Dark nights and dismal campaigning will not enthuse waverers
There are four main factors in an election turnout: how important voters view the poll, how close they expect the result to be locally, how close they think it’ll be nationally, and what the prevailing local culture is towards voting.
On that basis, you’d expect the general election to have a pretty decent turnout. Of the two national variables, there is genuinely a major issue at stake with Brexit, as well as big gaps between the parties on policy; and polling suggests that while the Tories have a lead, it may not be enough to deliver an overall majority (though that depends on which company you use).
However, will that really be the case? I’m very doubtful that we’ll see a turnout of 69% like last time. Indeed, we could well be set for the lowest turnout since the Blair years and the 59-61% showings of the 2001/5 polls.
The most obvious reason is the timing. This will be not only the first election outside the April-June window since 1974 but the latest to be held in the year since 1918 (the last December election, that of 1923, was earlier in the month, on 6 Dec). This means it will be very dark on election day, with a decent chance of it being cold and wet into the bargain: not enticing to voters weighing up whether to bother.
To put some figures on that, on the Isle of Wight, on election day, sunrise is just before 8am and sunset just before 4pm: that’s seven hours of polling when the sun’s below the horizon. By contrast the times for the earliest recent election (9 April 1992) are that the sun was up well before polls opened and didn’t set until 7:50pm. The further north you go, the shorter the day will be. Up in Lerwick, nine of the 15 hours the polls are open will be in darkness.
That said, the evidence regarding December elections is mixed (and sparse, with by-elections our best guide). The Richmond Park by-election, held on 1 Dec 2016, and fiercely contested, produced a very impressive by-election turnout of 53.4%. On the other hand, the routine Labour hold in nearby Feltham & Heston in December 2011 generated a turnout of just 29%.
As well as the weather and darkness, there’s also the obvious distractions of Christmas – less than a fortnight away come polling day. Parties, works do’s, Festive shopping, nativity plays and any number of other things that don’t happen on the first Thursday in May will be competing for voters’ time.
In addition, 12 December looks to be the penultimate day of the term for many students. The greater swing to Labour in the 2017 election in student-heavy seats was one of the election’s key characteristics. That may be far harder to replicate this time is some students have already departed for home and many others have end-of-term Christmas events.
And then there’s the simple fact that voters are not particularly fond of politicians or politics at the moment. Leave aside the conditions in which the election will be held: any election where the Leader of the Opposition has a net satisfaction rating of -60, while the government’s rating is -55 (both figures from the latest in the Mori series) is unlikely to engender enthusiasm. True, those figures could change for the better but neither Tory nor Labour campaign has offered a first week to inspire confidence that they will.

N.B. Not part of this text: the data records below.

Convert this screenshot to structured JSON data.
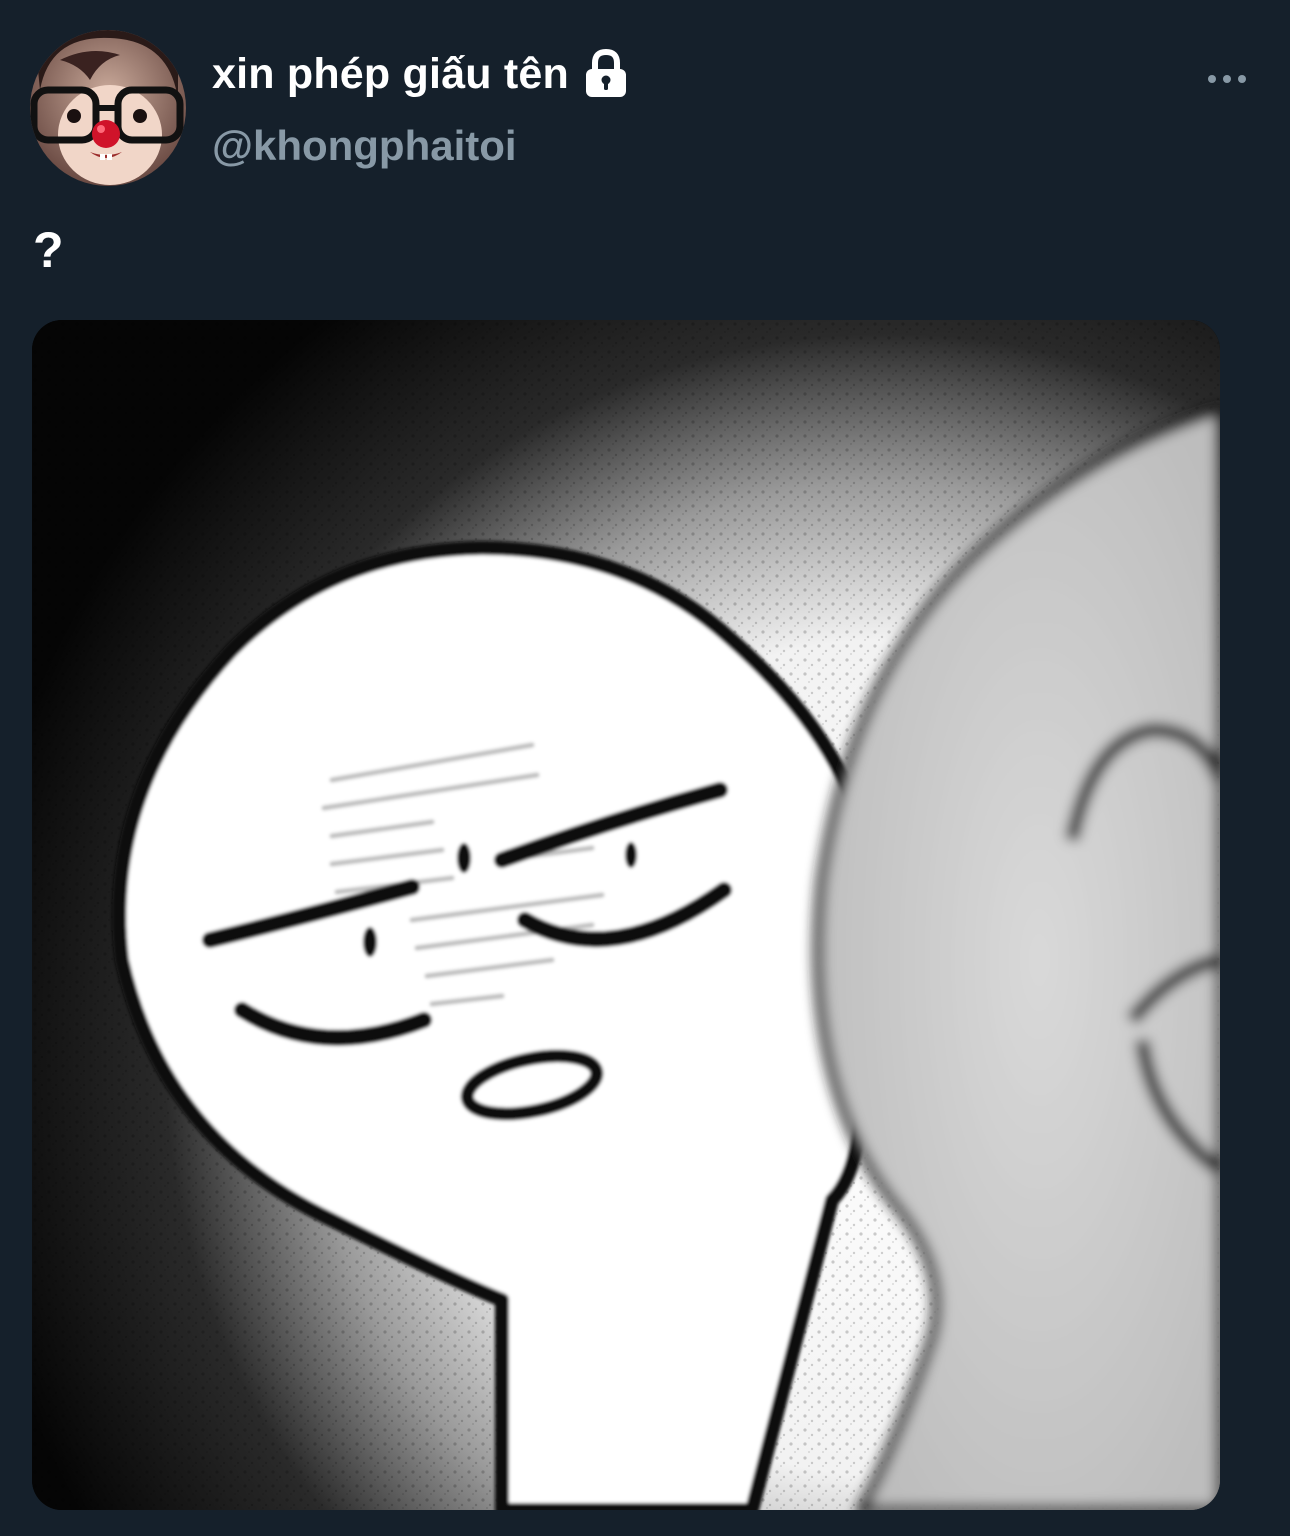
{
  "tweet": {
    "display_name": "xin phép giấu tên",
    "handle": "@khongphaitoi",
    "text": "?",
    "protected_account_icon": "lock-icon",
    "more_options_icon": "more-horizontal-icon",
    "media": {
      "description": "meme"
    }
  },
  "colors": {
    "background": "#15202b",
    "primary_text": "#ffffff",
    "secondary_text": "#8899a6"
  }
}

Which brings us to the undecideds. These voters tend to be ignored in polling summaries as they don’t feature in the headline stats. How they break over the next five weeks though could be crucial. The most recent YouGov poll had 19% of 2017GE Lab voters saying that they Don’t Know how they’d vote this time or refusing to answer the question, against 15% for both the Tories and Lib Dems. The most recent ICM returned smaller shares for the undecideds but still with more Lab than Con.
The normal expectation is that the majority of these voters will end up voting (they did so last time), and most will return ‘home’ – which if so, would be a net gain for Labour. But will they? That surely has to depend on things like the issues already discussed. And of course, if they don’t all return, the question then becomes in what proportions they do turn out.
I don’t think it’s easy to predict which parties this will help at the moment. We can reasonably assume that any drop in turn out is likely to be lower among postal voters than those who vote the traditional way but postal votes are no longer confined in the main to the elderly – this is not an inbuilt Tory advantage. Likewise, it may well be that the over-50s will have fewer alternative calls on their time (which would benefit the Tories), but that’s speculative.
In reality, the party that will suffer most is likely to be the one that has the more demotivated voters. While that’s always true, the effects of the Advent Election will magnify it more than usual. The campaigns really will matter – which does beg the question why they’re quite so bad.